# WHAT THE TASK ASKS:
Where in the entries below does "will" appear? Copy every line that has it.

# SOURCE DATA:
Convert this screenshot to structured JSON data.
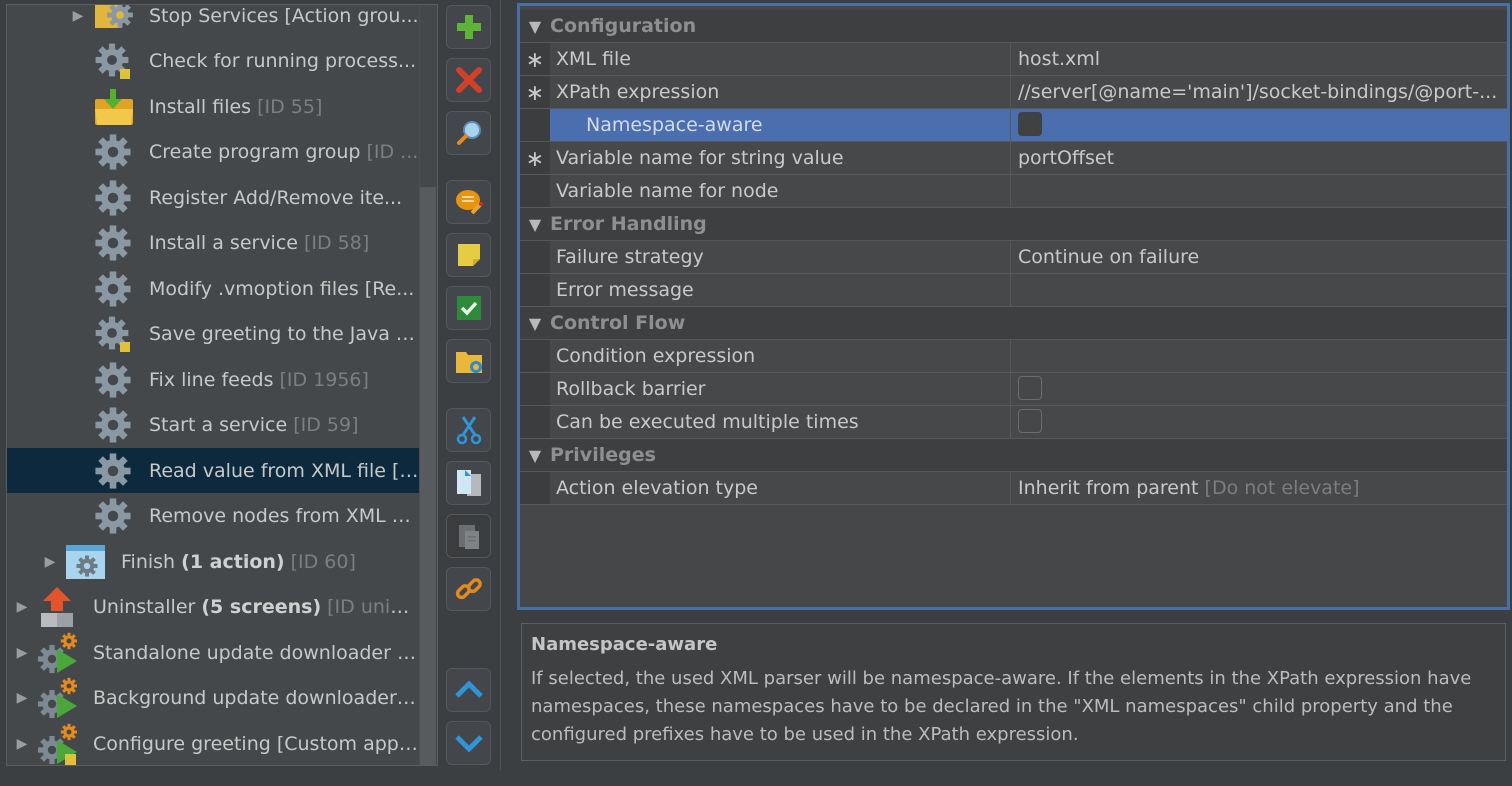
{
  "tree": {
    "items": [
      {
        "label": "Stop Services [Action grou...",
        "meta": "",
        "icon": "action-group-gear-icon",
        "expandable": true,
        "level": 2
      },
      {
        "label": "Check for running process...",
        "meta": "",
        "icon": "gear-note-icon",
        "expandable": false,
        "level": 2
      },
      {
        "label": "Install files",
        "meta": "[ID 55]",
        "icon": "install-folder-icon",
        "expandable": false,
        "level": 2
      },
      {
        "label": "Create program group",
        "meta": "[ID ...",
        "icon": "gear-icon",
        "expandable": false,
        "level": 2
      },
      {
        "label": "Register Add/Remove ite...",
        "meta": "",
        "icon": "gear-icon",
        "expandable": false,
        "level": 2
      },
      {
        "label": "Install a service",
        "meta": "[ID 58]",
        "icon": "gear-icon",
        "expandable": false,
        "level": 2
      },
      {
        "label": "Modify .vmoption files [Re...",
        "meta": "",
        "icon": "gear-icon",
        "expandable": false,
        "level": 2
      },
      {
        "label": "Save greeting to the Java p...",
        "meta": "",
        "icon": "gear-note-icon",
        "expandable": false,
        "level": 2
      },
      {
        "label": "Fix line feeds",
        "meta": "[ID 1956]",
        "icon": "gear-icon",
        "expandable": false,
        "level": 2
      },
      {
        "label": "Start a service",
        "meta": "[ID 59]",
        "icon": "gear-icon",
        "expandable": false,
        "level": 2
      },
      {
        "label": "Read value from XML file [I...",
        "meta": "",
        "icon": "gear-icon",
        "expandable": false,
        "level": 2,
        "selected": true
      },
      {
        "label": "Remove nodes from XML fi...",
        "meta": "",
        "icon": "gear-icon",
        "expandable": false,
        "level": 2
      },
      {
        "label": "Finish",
        "bold": "(1 action)",
        "meta": "[ID 60]",
        "icon": "screen-gear-icon",
        "expandable": true,
        "level": 1
      },
      {
        "label": "Uninstaller",
        "bold": "(5 screens)",
        "meta": "[ID uninst...",
        "icon": "uninstaller-icon",
        "expandable": true,
        "level": 0
      },
      {
        "label": "Standalone update downloader [...",
        "meta": "",
        "icon": "application-launcher-icon",
        "expandable": true,
        "level": 0
      },
      {
        "label": "Background update downloader [...",
        "meta": "",
        "icon": "application-launcher-icon",
        "expandable": true,
        "level": 0
      },
      {
        "label": "Configure greeting [Custom appli...",
        "meta": "",
        "icon": "application-launcher-note-icon",
        "expandable": true,
        "level": 0
      }
    ]
  },
  "toolbar": {
    "buttons": [
      {
        "name": "add-button",
        "icon": "plus-icon"
      },
      {
        "name": "delete-button",
        "icon": "x-icon"
      },
      {
        "name": "search-button",
        "icon": "magnifier-icon"
      },
      {
        "name": "comment-button",
        "icon": "comment-icon"
      },
      {
        "name": "note-button",
        "icon": "sticky-note-icon"
      },
      {
        "name": "check-button",
        "icon": "check-icon"
      },
      {
        "name": "folder-button",
        "icon": "folder-link-icon"
      },
      {
        "name": "cut-button",
        "icon": "scissors-icon"
      },
      {
        "name": "copy-button",
        "icon": "copy-icon"
      },
      {
        "name": "paste-button",
        "icon": "paste-icon"
      },
      {
        "name": "link-button",
        "icon": "chain-link-icon"
      },
      {
        "name": "move-up-button",
        "icon": "chevron-up-icon"
      },
      {
        "name": "move-down-button",
        "icon": "chevron-down-icon"
      }
    ]
  },
  "properties": {
    "categories": [
      {
        "title": "Configuration",
        "rows": [
          {
            "name": "XML file",
            "value": "host.xml",
            "required": true
          },
          {
            "name": "XPath expression",
            "value": "//server[@name='main']/socket-bindings/@port-...",
            "required": true
          },
          {
            "name": "Namespace-aware",
            "checkbox": true,
            "checked": false,
            "indent": true,
            "selected": true
          },
          {
            "name": "Variable name for string value",
            "value": "portOffset",
            "required": true
          },
          {
            "name": "Variable name for node",
            "value": ""
          }
        ]
      },
      {
        "title": "Error Handling",
        "rows": [
          {
            "name": "Failure strategy",
            "value": "Continue on failure"
          },
          {
            "name": "Error message",
            "value": ""
          }
        ]
      },
      {
        "title": "Control Flow",
        "rows": [
          {
            "name": "Condition expression",
            "value": ""
          },
          {
            "name": "Rollback barrier",
            "checkbox": true,
            "checked": false
          },
          {
            "name": "Can be executed multiple times",
            "checkbox": true,
            "checked": false
          }
        ]
      },
      {
        "title": "Privileges",
        "rows": [
          {
            "name": "Action elevation type",
            "value": "Inherit from parent",
            "hint": "[Do not elevate]"
          }
        ]
      }
    ]
  },
  "description": {
    "title": "Namespace-aware",
    "text": "If selected, the used XML parser will be namespace-aware. If the elements in the XPath expression have namespaces, these namespaces have to be declared in the \"XML namespaces\" child property and the configured prefixes have to be used in the XPath expression."
  },
  "colors": {
    "selection_tree": "#0d293e",
    "selection_props": "#4b6eaf",
    "focus_border": "#4a6fa5"
  }
}
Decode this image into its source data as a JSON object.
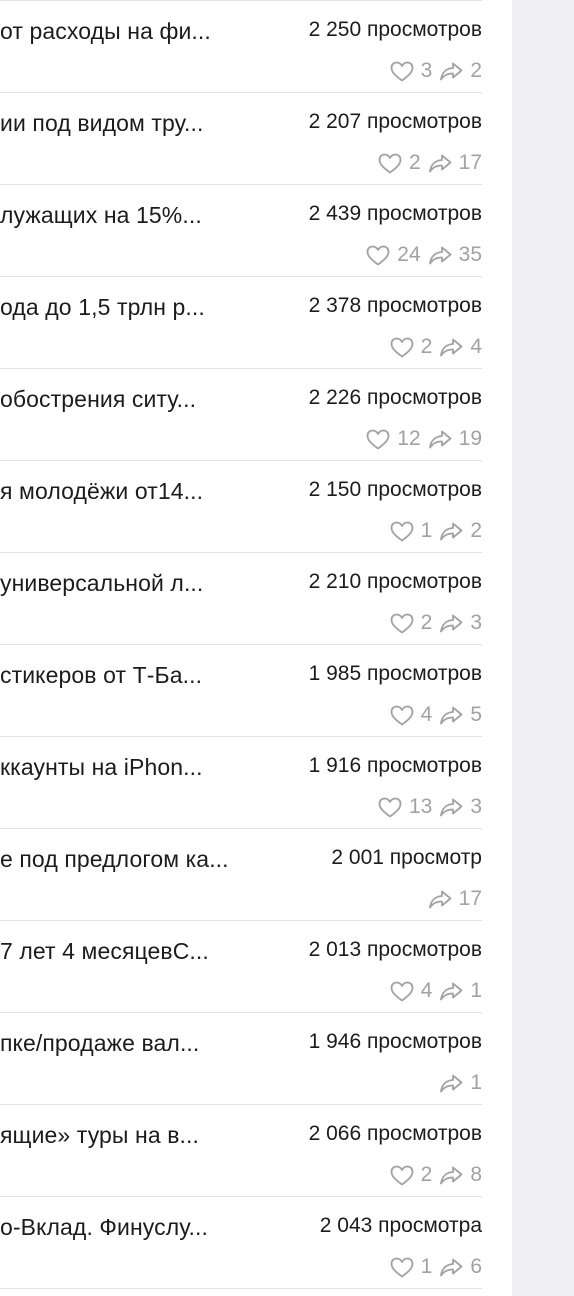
{
  "posts": [
    {
      "title": "от расходы на фи...",
      "views": "2 250 просмотров",
      "likes": "3",
      "shares": "2"
    },
    {
      "title": "ии под видом тру...",
      "views": "2 207 просмотров",
      "likes": "2",
      "shares": "17"
    },
    {
      "title": "лужащих на 15%...",
      "views": "2 439 просмотров",
      "likes": "24",
      "shares": "35"
    },
    {
      "title": "ода до 1,5 трлн р...",
      "views": "2 378 просмотров",
      "likes": "2",
      "shares": "4"
    },
    {
      "title": "обострения ситу...",
      "views": "2 226 просмотров",
      "likes": "12",
      "shares": "19"
    },
    {
      "title": "я молодёжи от14...",
      "views": "2 150 просмотров",
      "likes": "1",
      "shares": "2"
    },
    {
      "title": "универсальной л...",
      "views": "2 210 просмотров",
      "likes": "2",
      "shares": "3"
    },
    {
      "title": "стикеров от Т-Ба...",
      "views": "1 985 просмотров",
      "likes": "4",
      "shares": "5"
    },
    {
      "title": "ккаунты на iPhon...",
      "views": "1 916 просмотров",
      "likes": "13",
      "shares": "3"
    },
    {
      "title": "е под предлогом ка...",
      "views": "2 001 просмотр",
      "likes": null,
      "shares": "17"
    },
    {
      "title": "7 лет 4 месяцевС...",
      "views": "2 013 просмотров",
      "likes": "4",
      "shares": "1"
    },
    {
      "title": "пке/продаже вал...",
      "views": "1 946 просмотров",
      "likes": null,
      "shares": "1"
    },
    {
      "title": "ящие» туры на в...",
      "views": "2 066 просмотров",
      "likes": "2",
      "shares": "8"
    },
    {
      "title": "о-Вклад. Финуслу...",
      "views": "2 043 просмотра",
      "likes": "1",
      "shares": "6"
    }
  ],
  "icons": {
    "like": "heart-icon",
    "share": "share-arrow-icon"
  },
  "colors": {
    "text": "#1c1c1e",
    "muted": "#a1a1a8",
    "divider": "#e1e1e6",
    "sidebar": "#f0f0f4"
  }
}
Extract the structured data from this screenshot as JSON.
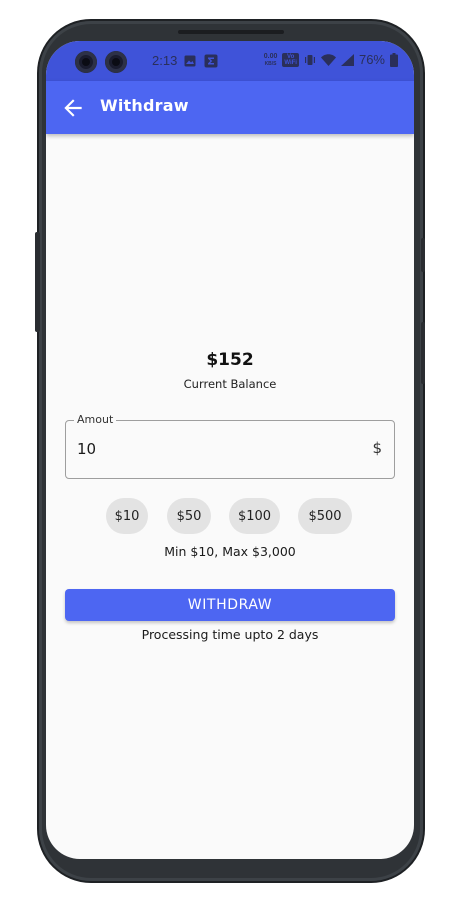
{
  "status_bar": {
    "time": "2:13",
    "data_speed_value": "0.00",
    "data_speed_unit": "KB/S",
    "wifi_badge_top": "Vo",
    "wifi_badge_bottom": "WiFi",
    "battery": "76%"
  },
  "app_bar": {
    "title": "Withdraw",
    "background": "#4d66f2"
  },
  "balance": {
    "amount": "$152",
    "label": "Current Balance"
  },
  "amount_field": {
    "label": "Amout",
    "value": "10",
    "suffix": "$"
  },
  "quick_amounts": [
    "$10",
    "$50",
    "$100",
    "$500"
  ],
  "limits_text": "Min $10, Max $3,000",
  "withdraw_button": {
    "label": "WITHDRAW",
    "color": "#4d66f2"
  },
  "processing_text": "Processing time upto 2 days",
  "icons": {
    "back": "arrow-back-icon",
    "gallery": "image-icon",
    "sigma": "sigma-icon",
    "vibrate": "vibrate-icon",
    "wifi": "wifi-icon",
    "signal": "cell-signal-icon",
    "battery": "battery-icon"
  }
}
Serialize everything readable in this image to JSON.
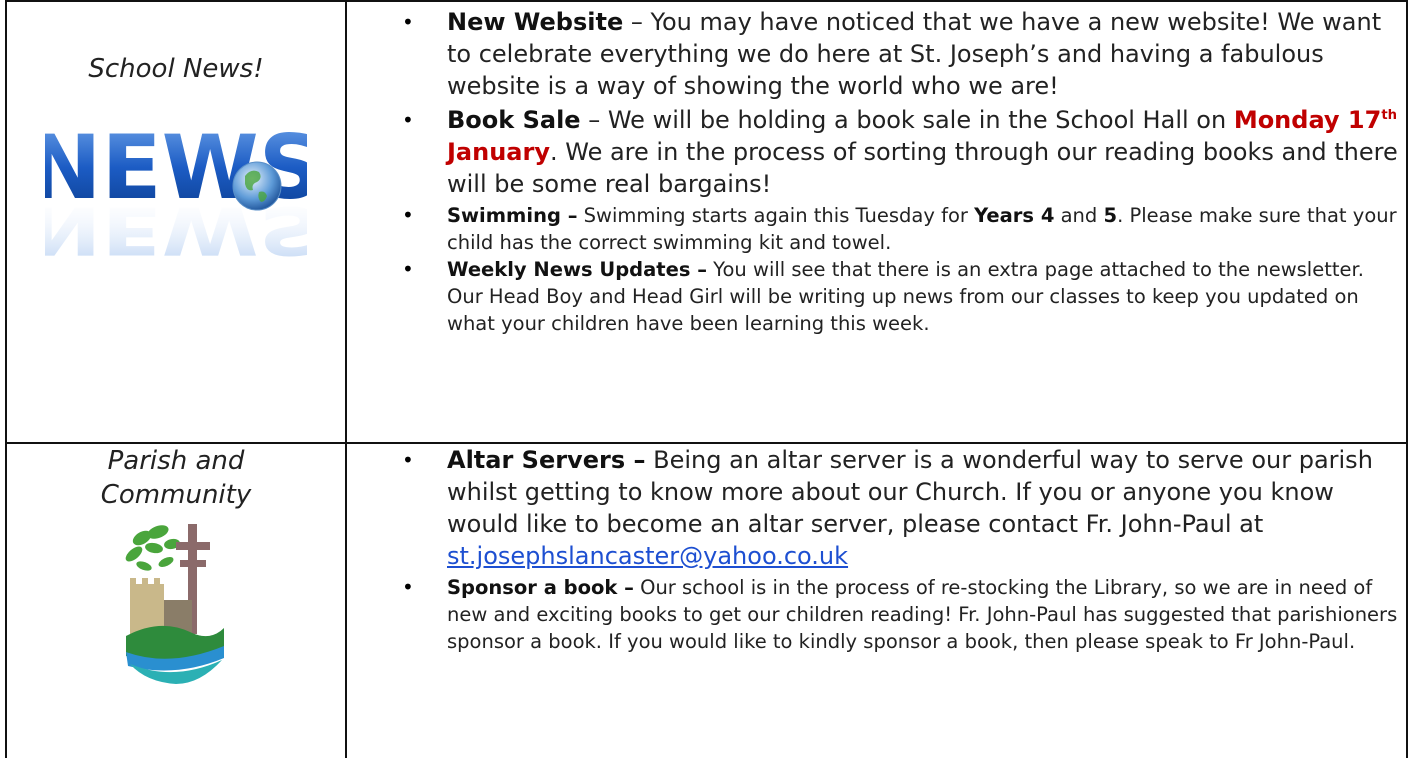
{
  "school_news": {
    "heading": "School News!",
    "logo_text": "NEWS",
    "items": [
      {
        "title": "New Website",
        "sep": " – ",
        "text": "You may have noticed that we have a new website!  We want to celebrate everything we do here at St. Joseph’s and having a fabulous website is a way of showing the world who we are!"
      },
      {
        "title": "Book Sale",
        "sep": " – ",
        "text_before": "We will be holding a book sale in the School Hall on ",
        "date_day": "Monday 17",
        "date_sup": "th",
        "date_month": " January",
        "text_after": ".  We are in the process of sorting through our reading books and there will be some real bargains!"
      },
      {
        "title": "Swimming –",
        "text_before": " Swimming starts again this Tuesday for ",
        "bold1": "Years 4",
        "mid": " and ",
        "bold2": "5",
        "text_after": ".  Please make sure that your child has the correct swimming kit and towel."
      },
      {
        "title": "Weekly News Updates –",
        "text": " You will see that there is an extra page attached to the newsletter.  Our Head Boy and Head Girl will be writing up news from our classes to keep you updated on what your children have been learning this week."
      }
    ]
  },
  "parish": {
    "heading_line1": "Parish and",
    "heading_line2": "Community",
    "items": [
      {
        "title": "Altar Servers –",
        "text": " Being an altar server is a wonderful way to serve our parish whilst getting to know more about our Church. If you or anyone you know would like to become an altar server, please contact Fr. John-Paul at ",
        "email": "st.josephslancaster@yahoo.co.uk"
      },
      {
        "title": "Sponsor a book –",
        "text": " Our school is in the process of re-stocking the Library, so we are in need of new and exciting books to get our children reading!  Fr. John-Paul has suggested that parishioners sponsor a book. If you would like to kindly sponsor a book, then please speak to Fr John-Paul."
      }
    ]
  },
  "colors": {
    "date_red": "#c00000",
    "link_blue": "#1d4fd1",
    "news_blue": "#1c5cc4",
    "leaf_green": "#4aa53c"
  }
}
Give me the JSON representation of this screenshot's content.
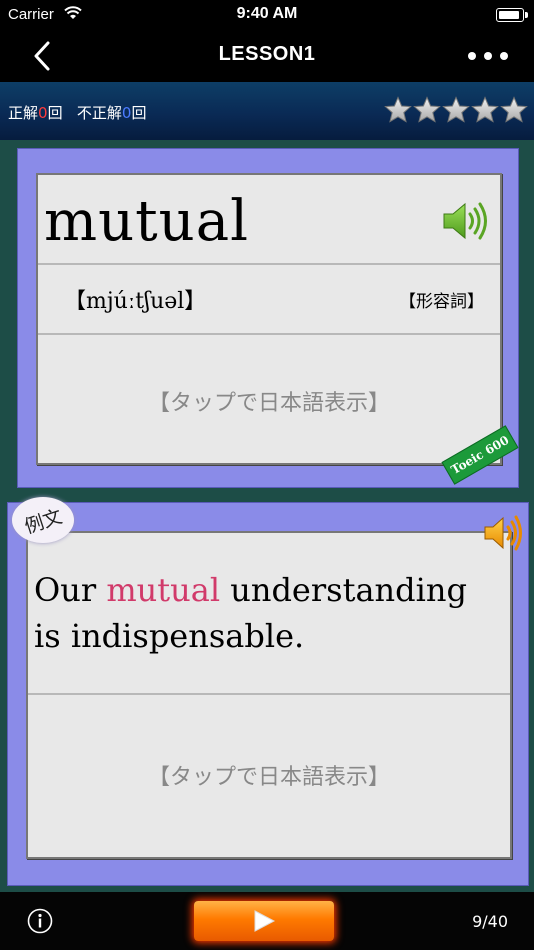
{
  "status_bar": {
    "carrier": "Carrier",
    "time": "9:40 AM"
  },
  "nav": {
    "title": "LESSON1"
  },
  "score": {
    "correct_label": "正解",
    "correct_count": "0",
    "incorrect_label": "不正解",
    "incorrect_count": "0",
    "unit": "回",
    "stars_total": 5,
    "stars_filled": 0
  },
  "word_card": {
    "word": "mutual",
    "phonetic": "【mjúːtʃuəl】",
    "part_of_speech": "【形容詞】",
    "tap_hint": "【タップで日本語表示】",
    "tag": "Toeic 600"
  },
  "example_card": {
    "badge": "例文",
    "sentence_before": "Our ",
    "sentence_highlight": "mutual",
    "sentence_after": " understanding is indispensable.",
    "tap_hint": "【タップで日本語表示】"
  },
  "bottom": {
    "counter": "9/40"
  },
  "colors": {
    "highlight": "#d13a6a",
    "card": "#8a8be8",
    "background": "#1d4d47",
    "play": "#ff7a00"
  },
  "icons": [
    "wifi-icon",
    "battery-icon",
    "back-chevron-icon",
    "more-icon",
    "star-icon",
    "speaker-icon",
    "info-icon",
    "play-icon"
  ]
}
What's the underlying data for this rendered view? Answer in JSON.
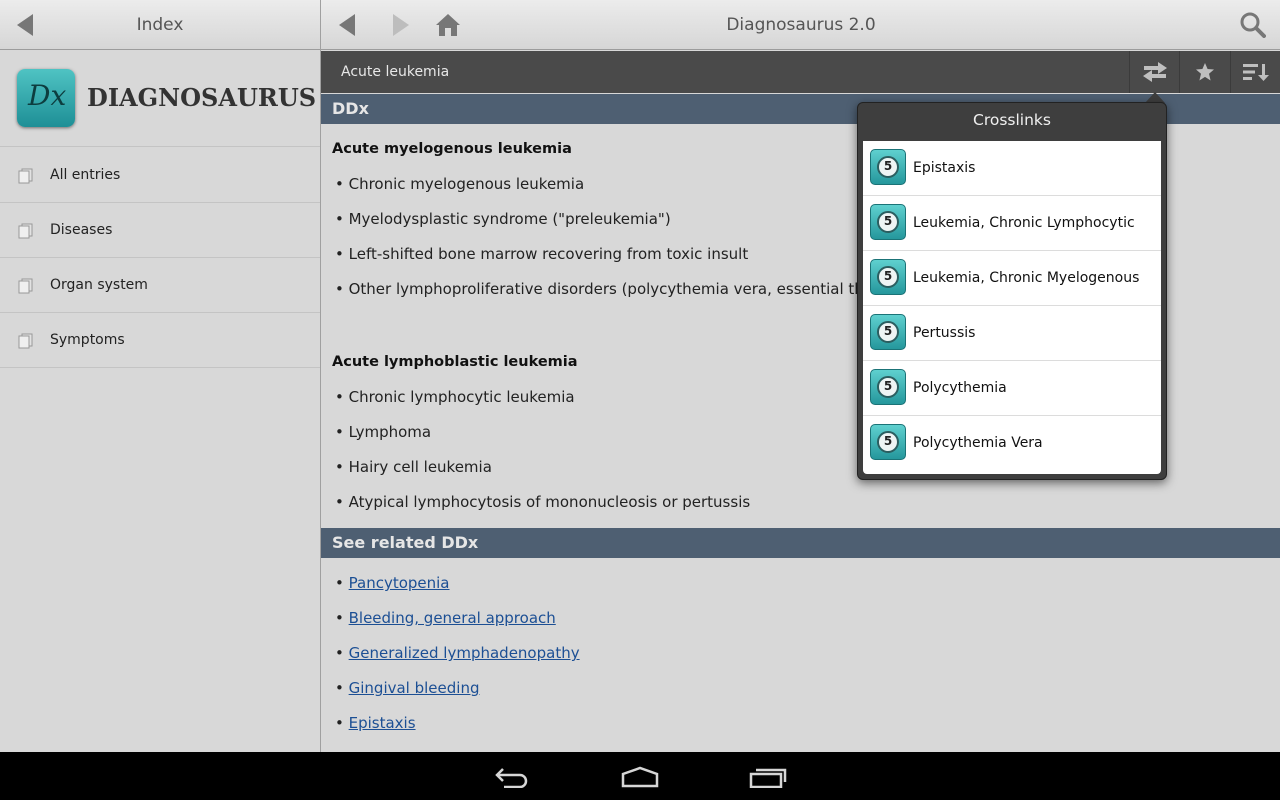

# SOLUTION TO THE EXERCISE:
    "text": "If selected, the used XML parser will be namespace-aware. If the elements in the XPath expression have namespaces, these namespaces have to be declared in the \"XML namespaces\" child property and the configured prefixes have to be used in the XPath expression."
        "text_before": "We will be holding a book sale in the School Hall on ",
        "text_after": ".  We are in the process of sorting through our reading books and there will be some real bargains!"
        "text": " You will see that there is an extra page attached to the newsletter.  Our Head Boy and Head Girl will be writing up news from our classes to keep you updated on what your children have been learning this week."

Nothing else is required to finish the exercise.